● What needs to be done
Would you write out the listing verbatim and skip every picture in it?
** Material provided follows **
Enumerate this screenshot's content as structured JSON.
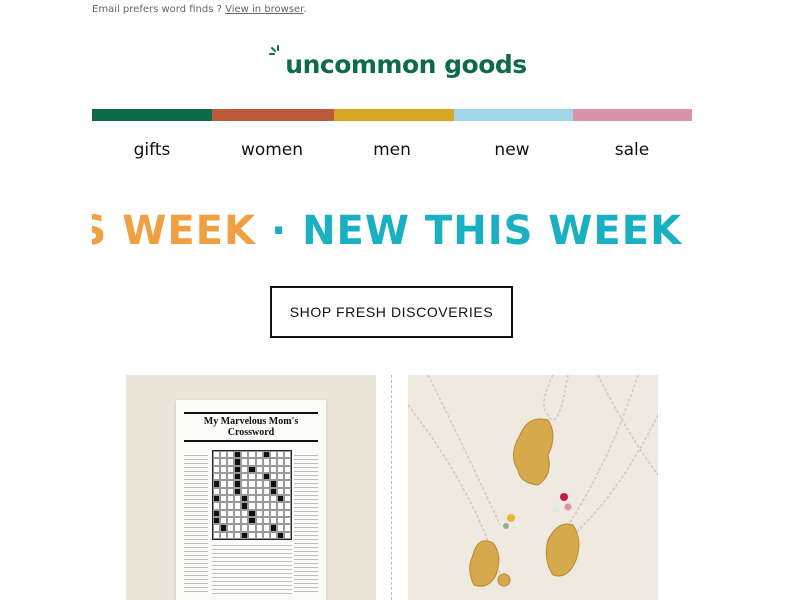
{
  "preheader": {
    "text": "Email prefers word finds ? ",
    "link": "View in browser",
    "suffix": "."
  },
  "logo": {
    "text": "uncommon goods",
    "icon": "spark-icon"
  },
  "colors": {
    "brand_green": "#0d6b4a",
    "bar": [
      "#0d6b4a",
      "#b95a3a",
      "#d8a625",
      "#a2d6ea",
      "#d994ac"
    ],
    "ticker_orange": "#f0a040",
    "ticker_teal": "#1ab0c4"
  },
  "nav": [
    {
      "label": "gifts"
    },
    {
      "label": "women"
    },
    {
      "label": "men"
    },
    {
      "label": "new"
    },
    {
      "label": "sale"
    }
  ],
  "ticker": {
    "text_orange": "NEW THIS WEEK",
    "text_teal": "NEW THIS WEEK",
    "separator": "·"
  },
  "cta": {
    "label": "SHOP FRESH DISCOVERIES"
  },
  "products": [
    {
      "title": "My Marvelous Mom's Crossword"
    },
    {
      "image": "zodiac-necklaces"
    }
  ]
}
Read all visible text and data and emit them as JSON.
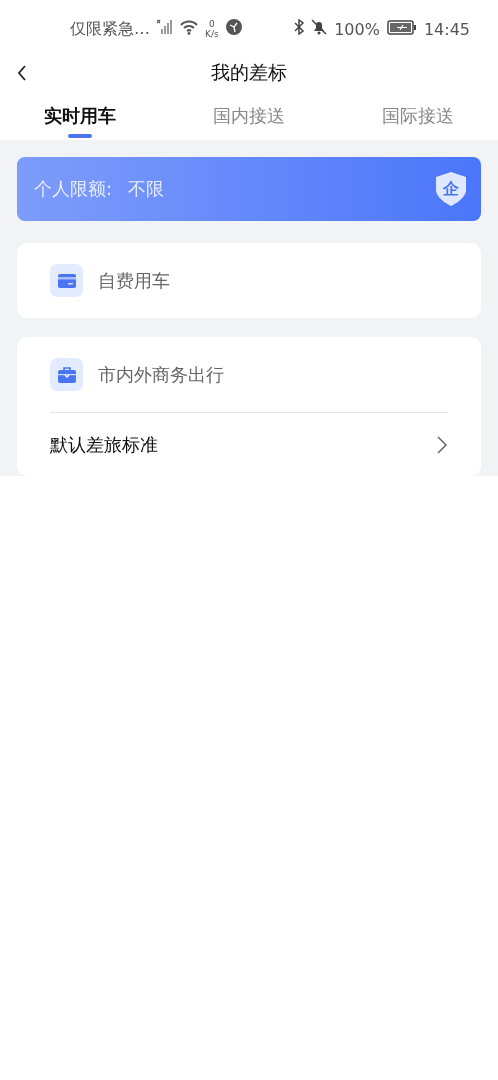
{
  "status_bar": {
    "carrier": "仅限紧急…",
    "net_speed_value": "0",
    "net_speed_unit": "K/s",
    "battery": "100%",
    "time": "14:45"
  },
  "header": {
    "title": "我的差标"
  },
  "tabs": [
    {
      "label": "实时用车",
      "selected": true
    },
    {
      "label": "国内接送",
      "selected": false
    },
    {
      "label": "国际接送",
      "selected": false
    }
  ],
  "quota_banner": {
    "label": "个人限额:",
    "value": "不限",
    "badge": "企"
  },
  "cards": [
    {
      "items": [
        {
          "kind": "category",
          "label": "自费用车"
        }
      ]
    },
    {
      "items": [
        {
          "kind": "category",
          "label": "市内外商务出行"
        },
        {
          "kind": "link",
          "label": "默认差旅标准"
        }
      ]
    }
  ]
}
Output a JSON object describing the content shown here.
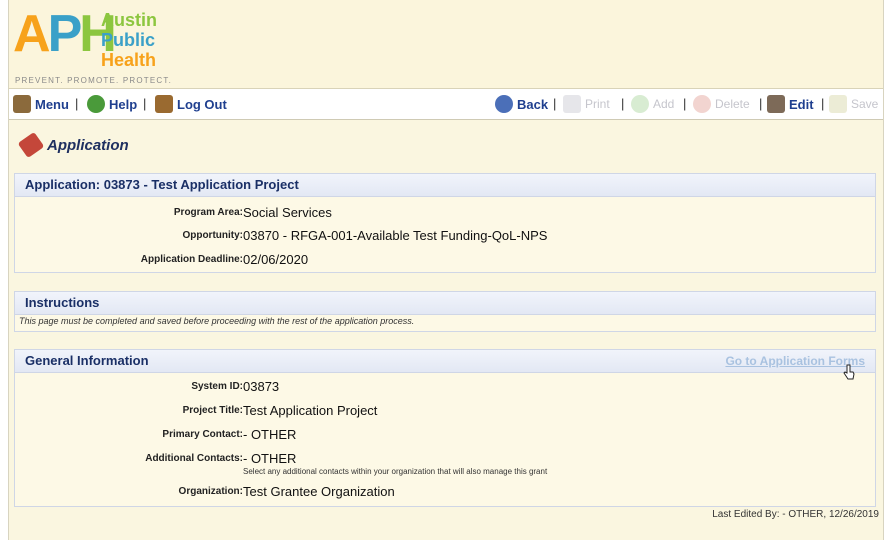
{
  "logo": {
    "letters": [
      "A",
      "P",
      "H"
    ],
    "words": [
      "Austin",
      "Public",
      "Health"
    ],
    "tagline": "PREVENT. PROMOTE. PROTECT."
  },
  "toolbar": {
    "left": [
      {
        "label": "Menu",
        "icon": "menu-icon"
      },
      {
        "label": "Help",
        "icon": "help-icon"
      },
      {
        "label": "Log Out",
        "icon": "logout-icon"
      }
    ],
    "right": [
      {
        "label": "Back",
        "icon": "back-arrow-icon",
        "enabled": true
      },
      {
        "label": "Print",
        "icon": "print-icon",
        "enabled": false
      },
      {
        "label": "Add",
        "icon": "add-icon",
        "enabled": false
      },
      {
        "label": "Delete",
        "icon": "delete-icon",
        "enabled": false
      },
      {
        "label": "Edit",
        "icon": "edit-icon",
        "enabled": true
      },
      {
        "label": "Save",
        "icon": "save-icon",
        "enabled": false
      }
    ],
    "separator": "|"
  },
  "page": {
    "title": "Application"
  },
  "application": {
    "header": "Application: 03873 - Test Application Project",
    "fields": [
      {
        "label": "Program Area:",
        "value": "Social Services"
      },
      {
        "label": "Opportunity:",
        "value": "03870 - RFGA-001-Available Test Funding-QoL-NPS"
      },
      {
        "label": "Application Deadline:",
        "value": "02/06/2020"
      }
    ]
  },
  "instructions": {
    "header": "Instructions",
    "text": "This page must be completed and saved before proceeding with the rest of the application process."
  },
  "general": {
    "header": "General Information",
    "link": "Go to Application Forms",
    "fields": [
      {
        "label": "System ID:",
        "value": "03873"
      },
      {
        "label": "Project Title:",
        "value": "Test Application Project"
      },
      {
        "label": "Primary Contact:",
        "value": "- OTHER"
      },
      {
        "label": "Additional Contacts:",
        "value": "- OTHER",
        "hint": "Select any additional contacts within your organization that will also manage this grant"
      },
      {
        "label": "Organization:",
        "value": "Test Grantee Organization"
      }
    ]
  },
  "footer": {
    "last_edited": "Last Edited By: - OTHER, 12/26/2019"
  },
  "colors": {
    "accent": "#1f3f8f",
    "link_disabled": "#a9c2e0",
    "panel_bg": "#fdf9e6"
  }
}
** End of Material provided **
● Reply to the exercise
Enumerate this screenshot's content as structured JSON.
{
  "preheader": {
    "text": "Email prefers word finds ? ",
    "link": "View in browser",
    "suffix": "."
  },
  "logo": {
    "text": "uncommon goods",
    "icon": "spark-icon"
  },
  "colors": {
    "brand_green": "#0d6b4a",
    "bar": [
      "#0d6b4a",
      "#b95a3a",
      "#d8a625",
      "#a2d6ea",
      "#d994ac"
    ],
    "ticker_orange": "#f0a040",
    "ticker_teal": "#1ab0c4"
  },
  "nav": [
    {
      "label": "gifts"
    },
    {
      "label": "women"
    },
    {
      "label": "men"
    },
    {
      "label": "new"
    },
    {
      "label": "sale"
    }
  ],
  "ticker": {
    "text_orange": "NEW THIS WEEK",
    "text_teal": "NEW THIS WEEK",
    "separator": "·"
  },
  "cta": {
    "label": "SHOP FRESH DISCOVERIES"
  },
  "products": [
    {
      "title": "My Marvelous Mom's Crossword"
    },
    {
      "image": "zodiac-necklaces"
    }
  ]
}
Read all visible text and data and emit them as JSON.
{
  "status_bar": {
    "carrier": "仅限紧急…",
    "net_speed_value": "0",
    "net_speed_unit": "K/s",
    "battery": "100%",
    "time": "14:45"
  },
  "header": {
    "title": "我的差标"
  },
  "tabs": [
    {
      "label": "实时用车",
      "selected": true
    },
    {
      "label": "国内接送",
      "selected": false
    },
    {
      "label": "国际接送",
      "selected": false
    }
  ],
  "quota_banner": {
    "label": "个人限额:",
    "value": "不限",
    "badge": "企"
  },
  "cards": [
    {
      "items": [
        {
          "kind": "category",
          "label": "自费用车"
        }
      ]
    },
    {
      "items": [
        {
          "kind": "category",
          "label": "市内外商务出行"
        },
        {
          "kind": "link",
          "label": "默认差旅标准"
        }
      ]
    }
  ]
}
Output a JSON object describing the content shown here.
{
  "logo": {
    "letters": [
      "A",
      "P",
      "H"
    ],
    "words": [
      "Austin",
      "Public",
      "Health"
    ],
    "tagline": "PREVENT. PROMOTE. PROTECT."
  },
  "toolbar": {
    "left": [
      {
        "label": "Menu",
        "icon": "menu-icon"
      },
      {
        "label": "Help",
        "icon": "help-icon"
      },
      {
        "label": "Log Out",
        "icon": "logout-icon"
      }
    ],
    "right": [
      {
        "label": "Back",
        "icon": "back-arrow-icon",
        "enabled": true
      },
      {
        "label": "Print",
        "icon": "print-icon",
        "enabled": false
      },
      {
        "label": "Add",
        "icon": "add-icon",
        "enabled": false
      },
      {
        "label": "Delete",
        "icon": "delete-icon",
        "enabled": false
      },
      {
        "label": "Edit",
        "icon": "edit-icon",
        "enabled": true
      },
      {
        "label": "Save",
        "icon": "save-icon",
        "enabled": false
      }
    ],
    "separator": "|"
  },
  "page": {
    "title": "Application"
  },
  "application": {
    "header": "Application: 03873 - Test Application Project",
    "fields": [
      {
        "label": "Program Area:",
        "value": "Social Services"
      },
      {
        "label": "Opportunity:",
        "value": "03870 - RFGA-001-Available Test Funding-QoL-NPS"
      },
      {
        "label": "Application Deadline:",
        "value": "02/06/2020"
      }
    ]
  },
  "instructions": {
    "header": "Instructions",
    "text": "This page must be completed and saved before proceeding with the rest of the application process."
  },
  "general": {
    "header": "General Information",
    "link": "Go to Application Forms",
    "fields": [
      {
        "label": "System ID:",
        "value": "03873"
      },
      {
        "label": "Project Title:",
        "value": "Test Application Project"
      },
      {
        "label": "Primary Contact:",
        "value": "- OTHER"
      },
      {
        "label": "Additional Contacts:",
        "value": "- OTHER",
        "hint": "Select any additional contacts within your organization that will also manage this grant"
      },
      {
        "label": "Organization:",
        "value": "Test Grantee Organization"
      }
    ]
  },
  "footer": {
    "last_edited": "Last Edited By: - OTHER, 12/26/2019"
  },
  "colors": {
    "accent": "#1f3f8f",
    "link_disabled": "#a9c2e0",
    "panel_bg": "#fdf9e6"
  }
}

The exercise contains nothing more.